“Conservatives – or better, pro-corporate apologists – hijacked the vocabulary of Jeffersonian liberalism and turned words like ‘progress,’ ‘opportunity,’ and ‘individualism’ into tools for making the plunder of America sound like divine right,” Moyers in a speech titled “The Progressive Story of America” told the 2003 “Take Back America” conference of the Campaign for America’s Future. “Charles Darwin’s theory of evolution was hijacked, too, so that conservative politicians, judges, and publicists promoted, as if it were, the natural order, the notion that progress resulted from the elimination of the weak and the ‘survival of the fittest.’ This ‘degenerate and unlovely age,’ as one historian calls it, exists in the mind of Karl Rove – the reputed brain of George W. Bush – as the seminal age of inspiration for the politics and governance of America today.”
President George W. Bush’s Administration and its allies, Moyers told a conference in 2003, are “rightwing wrecking crews” and “part of an unholy alliance between government and wealth.”
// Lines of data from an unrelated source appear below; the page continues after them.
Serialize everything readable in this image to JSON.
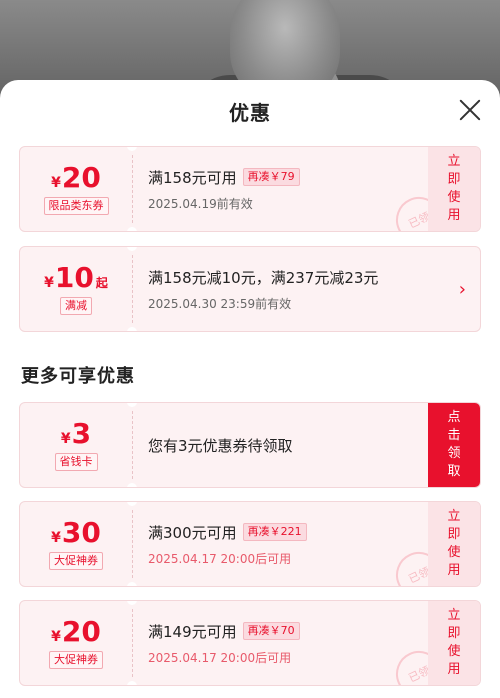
{
  "header": {
    "title": "优惠"
  },
  "section_more": {
    "title": "更多可享优惠"
  },
  "coupons": [
    {
      "yen": "¥",
      "amount": "20",
      "suffix": "",
      "tag": "限品类东券",
      "condition": "满158元可用",
      "extra": "再凑￥79",
      "validity": "2025.04.19前有效",
      "action_line1": "立即",
      "action_line2": "使用",
      "stamp": "已领"
    },
    {
      "yen": "¥",
      "amount": "10",
      "suffix": "起",
      "tag": "满减",
      "condition": "满158元减10元，满237元减23元",
      "validity": "2025.04.30 23:59前有效",
      "arrow": "›"
    },
    {
      "yen": "¥",
      "amount": "3",
      "suffix": "",
      "tag": "省钱卡",
      "condition": "您有3元优惠券待领取",
      "action_line1": "点击",
      "action_line2": "领取"
    },
    {
      "yen": "¥",
      "amount": "30",
      "suffix": "",
      "tag": "大促神券",
      "condition": "满300元可用",
      "extra": "再凑￥221",
      "validity": "2025.04.17 20:00后可用",
      "action_line1": "立即",
      "action_line2": "使用",
      "stamp": "已领"
    },
    {
      "yen": "¥",
      "amount": "20",
      "suffix": "",
      "tag": "大促神券",
      "condition": "满149元可用",
      "extra": "再凑￥70",
      "validity": "2025.04.17 20:00后可用",
      "action_line1": "立即",
      "action_line2": "使用",
      "stamp": "已领"
    }
  ],
  "colors": {
    "accent": "#e8112d",
    "card_bg": "#fdf2f3",
    "overlay": "#6a6a6a"
  }
}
President Bush’s appointees to the Corporation for Public Broadcasting (CPB) that oversees PBS and NPR are “ideological warriors,” Moyers told reporter Ken Auletta. “This is the first time in my thirty-two years in public broadcasting that C.P.B. has ordered up programs for ideological instead of journalistic reasons.”
But Moyers, with false teeth, was biting the hand that paid him. During decades of Democratic Party rule, nearly everything CPB funded had a left ideological spin – but because Moyers shared this world view, to him it seemed proper.
“What they’re really objecting to is not my ideology,” he told Associated Press reporter Frazier Moore. “It’s not that I’m a liberal, it really isn’t. It’s the fact that I’m doing journalism that isn’t determined by the establishment….you do not get rewarded for telling the hard truths about America in a profit-seeking environment.”
“It’s definitely the end of an era,” said Jay Rosen, chair of New York University’s Department of Journalism to the Village Voice, “because the kind of liberalism [Moyers] came out of does not exist anymore.”
Moyers says he is going to write a book about his years with Lyndon Johnson. “It isn’t because I feel old,” he told Moore. “It’s because I feel compelled to do something else now, that only I can do – which is that book.”
Moyers long ago rejected a publisher request for such a book about President Johnson. “That would make me a thief of his confidences,” said Moyers. “Johnson spent hours and hours with me in unguarded moments. He could not have done so had he ever thought I would write what he was saying.” But with the kind of integrity that has always been Moyers’ opportunistic hallmark, he now has changed his mind.